Independent candidate Evan McMullin, running as a conservative alternative to Republican nominee Donald Trump, failed to secure even half the signatures needed to get onto Tennessee’s ballot, Politico reports. McMullen collected just 129 of the 275 signatures required. Tennessee law also requires presidential candidates to list their running mates. With only 77 days to go before Election Day, McMullin has not tapped anyone for his vice president.

Photo credit: The Tennessean

A memorial service for Nashville lawyer Dale M. Quillen will be held Friday at 2 p.m. at the Veterans Cemetery Chapel on McCrory Lane. On Oct. 8, family and friends will assemble at the Zion Cemetery in Baileyton to spread ashes over the graves of his father, mother and sister, then in March, a former Marine Corps colleague will spread ashes over the beaches at Guam and Iwo Jima.

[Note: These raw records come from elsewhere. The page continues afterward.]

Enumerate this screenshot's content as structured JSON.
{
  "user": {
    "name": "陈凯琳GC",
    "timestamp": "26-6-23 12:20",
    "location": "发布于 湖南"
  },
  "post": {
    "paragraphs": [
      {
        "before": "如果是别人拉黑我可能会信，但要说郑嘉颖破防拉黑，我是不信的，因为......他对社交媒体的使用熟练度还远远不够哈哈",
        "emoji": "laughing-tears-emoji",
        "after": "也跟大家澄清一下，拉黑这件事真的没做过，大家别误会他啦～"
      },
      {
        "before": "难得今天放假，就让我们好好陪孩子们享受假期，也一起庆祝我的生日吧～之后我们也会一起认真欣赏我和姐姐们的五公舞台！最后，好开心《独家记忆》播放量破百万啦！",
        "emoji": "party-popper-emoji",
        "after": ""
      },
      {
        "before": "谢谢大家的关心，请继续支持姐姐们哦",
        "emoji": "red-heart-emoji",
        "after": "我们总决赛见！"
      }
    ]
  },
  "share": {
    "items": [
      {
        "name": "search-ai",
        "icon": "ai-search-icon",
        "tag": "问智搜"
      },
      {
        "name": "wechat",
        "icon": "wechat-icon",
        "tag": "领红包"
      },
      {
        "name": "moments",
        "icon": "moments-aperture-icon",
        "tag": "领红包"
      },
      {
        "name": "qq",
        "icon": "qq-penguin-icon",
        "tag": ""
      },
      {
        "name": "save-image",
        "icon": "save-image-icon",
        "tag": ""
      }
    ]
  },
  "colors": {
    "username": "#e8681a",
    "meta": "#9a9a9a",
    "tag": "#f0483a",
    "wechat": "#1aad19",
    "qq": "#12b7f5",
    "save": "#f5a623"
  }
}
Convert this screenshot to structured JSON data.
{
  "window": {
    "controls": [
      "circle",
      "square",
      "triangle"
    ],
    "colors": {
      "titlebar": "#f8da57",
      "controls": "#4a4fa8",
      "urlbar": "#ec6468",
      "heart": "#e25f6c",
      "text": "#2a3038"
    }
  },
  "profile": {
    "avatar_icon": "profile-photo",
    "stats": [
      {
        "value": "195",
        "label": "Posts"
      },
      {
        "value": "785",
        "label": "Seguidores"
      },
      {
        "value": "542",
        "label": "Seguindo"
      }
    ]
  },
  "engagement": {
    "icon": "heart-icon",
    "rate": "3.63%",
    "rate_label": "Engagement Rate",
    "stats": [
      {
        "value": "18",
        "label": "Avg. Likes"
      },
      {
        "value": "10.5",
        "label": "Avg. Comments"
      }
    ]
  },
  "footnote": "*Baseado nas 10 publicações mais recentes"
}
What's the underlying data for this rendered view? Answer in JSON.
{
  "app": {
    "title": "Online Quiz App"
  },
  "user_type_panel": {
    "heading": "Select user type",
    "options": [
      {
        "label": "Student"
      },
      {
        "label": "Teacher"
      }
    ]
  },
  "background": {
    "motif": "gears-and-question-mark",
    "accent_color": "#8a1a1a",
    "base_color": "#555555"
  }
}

Quillen, 91, died Aug. 13. He is survived by his son Ken Quillen, also an attorney in Nashville. In lieu of flowers, memorials may be sent to Marines Helping Marines, 512 Thornton Court, Myrtle Beach, SC, 29579. The Tennessean has more.

As the University of Tennessee faced a federal lawsuit claiming the campus had a “hostile sexual environment,” university leaders agreed to pay up to $240,000 for the services of a communications professional, the Tennessean reports. The job responsibilities included developing communications strategies for the university in allegations involving Title IX. While the one-page agreement does not identify the consultant, Tom Ingram, a former political adviser to Gov. Bill Haslam, confirmed he continues to work for the Nashville-based Neal & Harwell law firm, which represents the university in Title IX matters.

Vanderbilt University Law School is seeking applicants for full-time tenured and tenure-track teaching positions at the entry and lateral levels. Applications are welcome across legal fields and at the intersection of law and other academic disciplines. The deadline to apply is Oct. 21. Interested individuals should send a cover letter, resume, research agenda and references to the Faculty Appointments Coordinator (Attn: Lateral or Attn: Entry Level, whichever applies), Vanderbilt University Law School, 131 21st Ave. South, Nashville, TN 37203 or by email to